(Beginning of Listed entries)
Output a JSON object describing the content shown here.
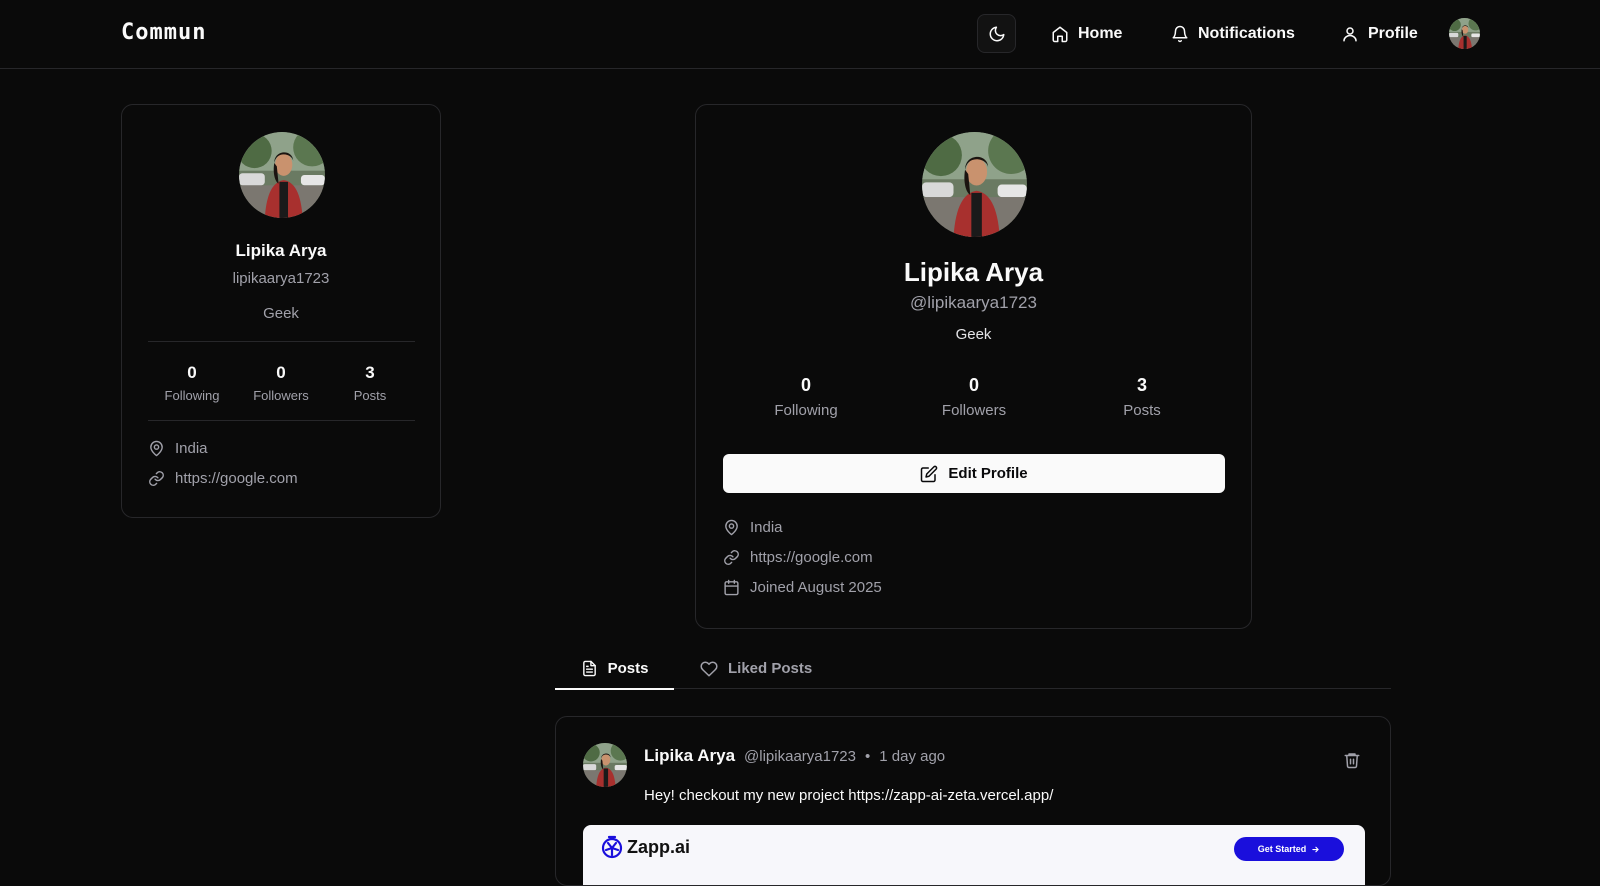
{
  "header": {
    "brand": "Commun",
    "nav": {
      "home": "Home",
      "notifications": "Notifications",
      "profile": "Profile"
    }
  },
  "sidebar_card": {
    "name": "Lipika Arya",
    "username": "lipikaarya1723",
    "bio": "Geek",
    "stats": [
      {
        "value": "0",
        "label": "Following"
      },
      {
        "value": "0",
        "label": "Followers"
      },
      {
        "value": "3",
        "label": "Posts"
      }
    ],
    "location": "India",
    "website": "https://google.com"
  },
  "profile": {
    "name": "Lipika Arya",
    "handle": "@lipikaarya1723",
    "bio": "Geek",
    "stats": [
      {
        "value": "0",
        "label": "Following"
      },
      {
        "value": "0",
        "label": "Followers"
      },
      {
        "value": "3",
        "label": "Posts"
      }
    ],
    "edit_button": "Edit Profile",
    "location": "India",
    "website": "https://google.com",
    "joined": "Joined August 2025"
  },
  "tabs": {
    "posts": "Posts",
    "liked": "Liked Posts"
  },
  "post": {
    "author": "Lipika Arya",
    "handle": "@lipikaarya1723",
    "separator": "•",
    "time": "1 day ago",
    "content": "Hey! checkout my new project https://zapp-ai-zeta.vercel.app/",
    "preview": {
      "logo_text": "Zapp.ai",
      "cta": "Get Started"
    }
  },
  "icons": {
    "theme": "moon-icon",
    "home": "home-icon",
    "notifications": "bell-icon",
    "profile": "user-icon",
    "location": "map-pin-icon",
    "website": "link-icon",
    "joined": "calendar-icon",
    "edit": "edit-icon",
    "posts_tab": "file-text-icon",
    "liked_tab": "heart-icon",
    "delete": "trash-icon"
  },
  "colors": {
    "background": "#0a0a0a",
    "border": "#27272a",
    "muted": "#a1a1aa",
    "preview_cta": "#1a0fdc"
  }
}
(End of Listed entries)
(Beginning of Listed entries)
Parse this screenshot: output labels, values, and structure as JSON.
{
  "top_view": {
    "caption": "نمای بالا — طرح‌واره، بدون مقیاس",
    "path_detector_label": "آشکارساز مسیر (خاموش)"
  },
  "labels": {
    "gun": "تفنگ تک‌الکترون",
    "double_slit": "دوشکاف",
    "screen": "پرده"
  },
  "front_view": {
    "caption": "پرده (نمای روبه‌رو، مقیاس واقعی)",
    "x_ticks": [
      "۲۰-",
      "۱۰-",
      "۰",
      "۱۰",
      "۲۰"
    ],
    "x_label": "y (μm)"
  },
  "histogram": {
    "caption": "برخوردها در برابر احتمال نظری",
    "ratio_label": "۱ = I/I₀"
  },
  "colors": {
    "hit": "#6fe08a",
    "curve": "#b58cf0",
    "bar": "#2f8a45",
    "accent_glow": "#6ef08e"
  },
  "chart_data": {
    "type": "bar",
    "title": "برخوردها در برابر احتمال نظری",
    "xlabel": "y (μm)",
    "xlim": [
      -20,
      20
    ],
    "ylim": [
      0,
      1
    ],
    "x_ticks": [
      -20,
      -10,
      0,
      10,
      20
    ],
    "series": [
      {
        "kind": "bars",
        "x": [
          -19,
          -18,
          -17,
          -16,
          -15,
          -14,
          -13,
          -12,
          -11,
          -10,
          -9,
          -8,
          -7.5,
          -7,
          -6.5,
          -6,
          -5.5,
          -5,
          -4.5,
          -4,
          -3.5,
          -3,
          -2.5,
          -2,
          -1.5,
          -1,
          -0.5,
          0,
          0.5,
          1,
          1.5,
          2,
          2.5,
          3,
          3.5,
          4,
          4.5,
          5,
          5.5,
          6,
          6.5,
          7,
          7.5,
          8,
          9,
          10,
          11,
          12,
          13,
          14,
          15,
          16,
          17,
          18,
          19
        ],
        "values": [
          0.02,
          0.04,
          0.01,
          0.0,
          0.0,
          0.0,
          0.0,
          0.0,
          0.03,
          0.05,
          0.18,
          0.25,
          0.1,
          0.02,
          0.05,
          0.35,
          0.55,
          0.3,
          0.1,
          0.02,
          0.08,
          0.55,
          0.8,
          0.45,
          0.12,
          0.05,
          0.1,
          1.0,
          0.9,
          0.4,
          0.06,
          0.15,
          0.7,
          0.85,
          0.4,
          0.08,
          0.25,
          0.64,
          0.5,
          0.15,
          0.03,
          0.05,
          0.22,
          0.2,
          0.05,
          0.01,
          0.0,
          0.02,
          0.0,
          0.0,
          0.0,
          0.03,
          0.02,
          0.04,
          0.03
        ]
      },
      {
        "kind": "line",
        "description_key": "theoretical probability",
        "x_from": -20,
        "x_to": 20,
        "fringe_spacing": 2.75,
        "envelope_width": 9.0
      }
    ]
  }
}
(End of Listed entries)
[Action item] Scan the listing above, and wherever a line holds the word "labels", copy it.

[Solution to this exercise]
Parse this screenshot: output labels, values, and structure as JSON.
  "labels": {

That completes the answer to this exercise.